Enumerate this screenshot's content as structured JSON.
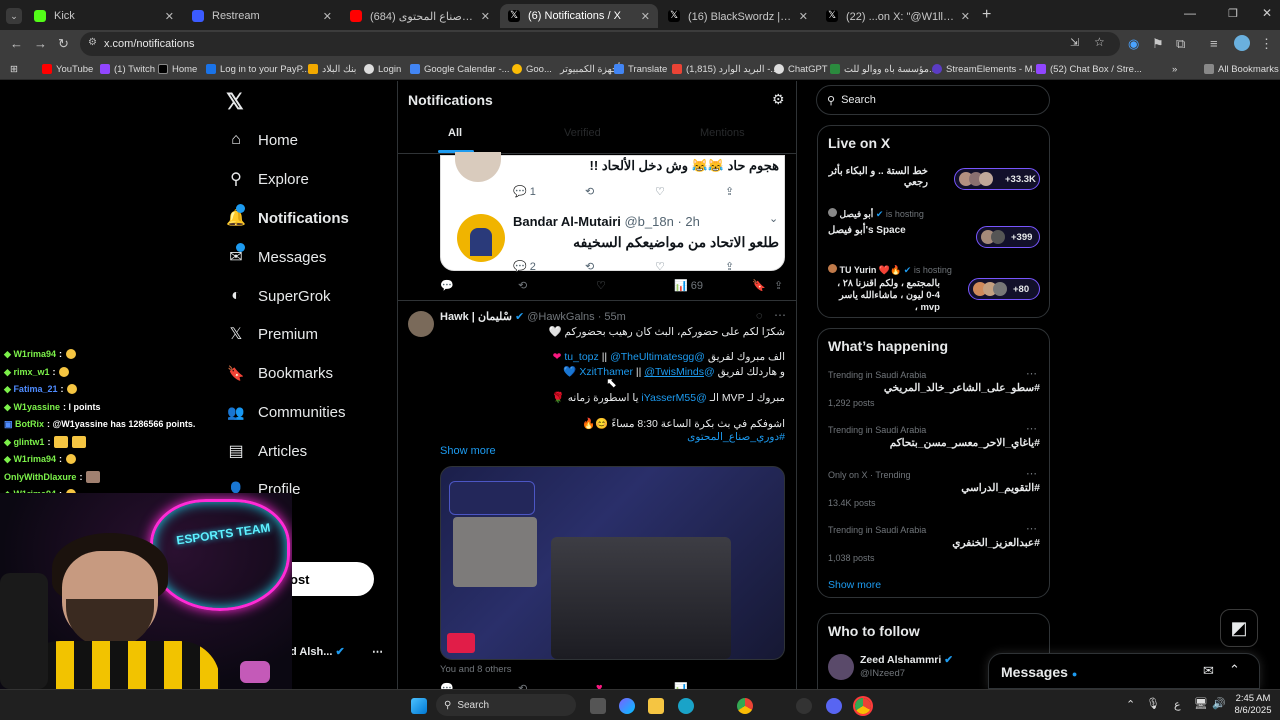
{
  "browser": {
    "tabs": [
      {
        "title": "Kick",
        "color": "#53fc18"
      },
      {
        "title": "Restream",
        "color": "#3b5bff"
      },
      {
        "title": "(684) دوري صناع المحتوى - ...",
        "color": "#ff0000"
      },
      {
        "title": "(6) Notifications / X",
        "color": "#ffffff"
      },
      {
        "title": "(16) BlackSwordz | صالح (@Rea...",
        "color": "#ffffff"
      },
      {
        "title": "(22) ...on X: \"@W1llyv 3-0 يو هه",
        "color": "#ffffff"
      }
    ],
    "url": "x.com/notifications",
    "bookmarks": [
      "YouTube",
      "(1) Twitch",
      "Home",
      "Log in to your PayP...",
      "بنك البلاد",
      "Login",
      "Google Calendar -...",
      "Goo...",
      "أجهزة الكمبيوتر",
      "Translate",
      "البريد الوارد (1,815) -...",
      "ChatGPT",
      "مؤسسة باه ووالو للت...",
      "StreamElements - M...",
      "(52) Chat Box / Stre...",
      "All Bookmarks"
    ]
  },
  "nav": {
    "items": [
      {
        "label": "Home",
        "icon": "home-icon",
        "glyph": "⌂"
      },
      {
        "label": "Explore",
        "icon": "search-icon",
        "glyph": "⚲"
      },
      {
        "label": "Notifications",
        "icon": "bell-icon",
        "glyph": "🔔"
      },
      {
        "label": "Messages",
        "icon": "mail-icon",
        "glyph": "✉"
      },
      {
        "label": "SuperGrok",
        "icon": "grok-icon",
        "glyph": "◐"
      },
      {
        "label": "Premium",
        "icon": "x-logo-icon",
        "glyph": "𝕏"
      },
      {
        "label": "Bookmarks",
        "icon": "bookmark-icon",
        "glyph": "🔖"
      },
      {
        "label": "Communities",
        "icon": "people-icon",
        "glyph": "👥"
      },
      {
        "label": "Articles",
        "icon": "article-icon",
        "glyph": "▤"
      },
      {
        "label": "Profile",
        "icon": "person-icon",
        "glyph": "👤"
      }
    ],
    "post_label": "ost",
    "account_name": "d Alsh..."
  },
  "notifications": {
    "title": "Notifications",
    "tabs": [
      "All",
      "Verified",
      "Mentions"
    ],
    "quoted_top_text": "هجوم حاد 😹😹 وش دخل الألحاد !!",
    "quoted_reply_counts": [
      "1"
    ],
    "quoted2_name": "Bandar Al-Mutairi",
    "quoted2_handle": "@b_18n · 2h",
    "quoted2_text": "طلعو الاتحاد من مواضيعكم السخيفه",
    "quoted2_reply": "2",
    "post1_views": "69",
    "post": {
      "name": "Hawk | سْليمان",
      "handle": "@HawkGalns · 55m",
      "line1": "شكرًا لكم على حضوركم، البث كان رهيب بحضوركم 🤍",
      "line2_pre": "الف مبروك لفريق",
      "mention1": "@tu_topz",
      "mention2": "@TheUltimatesgg",
      "line3_pre": "و هاردلك لفريق",
      "mention3": "@XzitThamer",
      "mention4": "@TwisMinds",
      "line4": "مبروك لـ MVP الـ",
      "mention5": "@iYasserM55",
      "line4_post": "يا اسطورة زمانه 🌹",
      "line5": "اشوفكم في بث بكرة الساعة 8:30 مساءً 😊🔥",
      "hashtag": "#دوري_صناع_المحتوى",
      "show_more": "Show more",
      "liked_by": "You and 8 others"
    }
  },
  "sidebar": {
    "search_placeholder": "Search",
    "live_title": "Live on X",
    "live": [
      {
        "host": "",
        "status": "",
        "title": "خط الستة .. و البكاء بأثر رجعي",
        "count": "+33.3K"
      },
      {
        "host": "أبو فيصل",
        "status": "is hosting",
        "title": "أبو فيصل's Space",
        "count": "+399"
      },
      {
        "host": "TU Yurin ❤️🔥",
        "status": "is hosting",
        "title": "بالمجتمع ، ولكم اقنزنا ۲۸ ، 4-0 ليون ، ماشاءالله ياسر mvp ،",
        "count": "+80"
      }
    ],
    "happening_title": "What’s happening",
    "trends": [
      {
        "context": "Trending in Saudi Arabia",
        "name": "#سطو_على_الشاعر_خالد_المريخي",
        "posts": "1,292 posts"
      },
      {
        "context": "Trending in Saudi Arabia",
        "name": "#ياغاي_الاحر_معسر_مسن_بتحاكم",
        "posts": ""
      },
      {
        "context": "Only on X · Trending",
        "name": "#التقويم_الدراسي",
        "posts": "13.4K posts"
      },
      {
        "context": "Trending in Saudi Arabia",
        "name": "#عبدالعزيز_الخنفري",
        "posts": "1,038 posts"
      }
    ],
    "show_more": "Show more",
    "follow_title": "Who to follow",
    "follow_name": "Zeed Alshammri",
    "follow_handle": "@INzeed7",
    "messages_label": "Messages"
  },
  "chat": [
    {
      "user": "W1rima94",
      "text": ":"
    },
    {
      "user": "rimx_w1",
      "text": ":"
    },
    {
      "user": "Fatima_21",
      "text": ":"
    },
    {
      "user": "W1yassine",
      "text": ": l points"
    },
    {
      "user": "BotRix",
      "text": ": @W1yassine has 1286566 points."
    },
    {
      "user": "glintw1",
      "text": ":"
    },
    {
      "user": "W1rima94",
      "text": ":"
    },
    {
      "user": "OnlyWithDlaxure",
      "text": ":"
    },
    {
      "user": "W1rima94",
      "text": ":"
    }
  ],
  "overlay": {
    "banner": "ESPORTS TEAM"
  },
  "taskbar": {
    "search": "Search",
    "time": "2:45 AM",
    "date": "8/6/2025",
    "lang": "ع"
  }
}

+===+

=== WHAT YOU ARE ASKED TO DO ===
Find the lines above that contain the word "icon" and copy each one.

=== OUTPUT FOR THIS TASK ===
        "icon": "home-icon",
        "icon": "search-icon",
        "icon": "bell-icon",
        "icon": "mail-icon",
        "icon": "grok-icon",
        "icon": "x-logo-icon",
        "icon": "bookmark-icon",
        "icon": "people-icon",
        "icon": "article-icon",
        "icon": "person-icon",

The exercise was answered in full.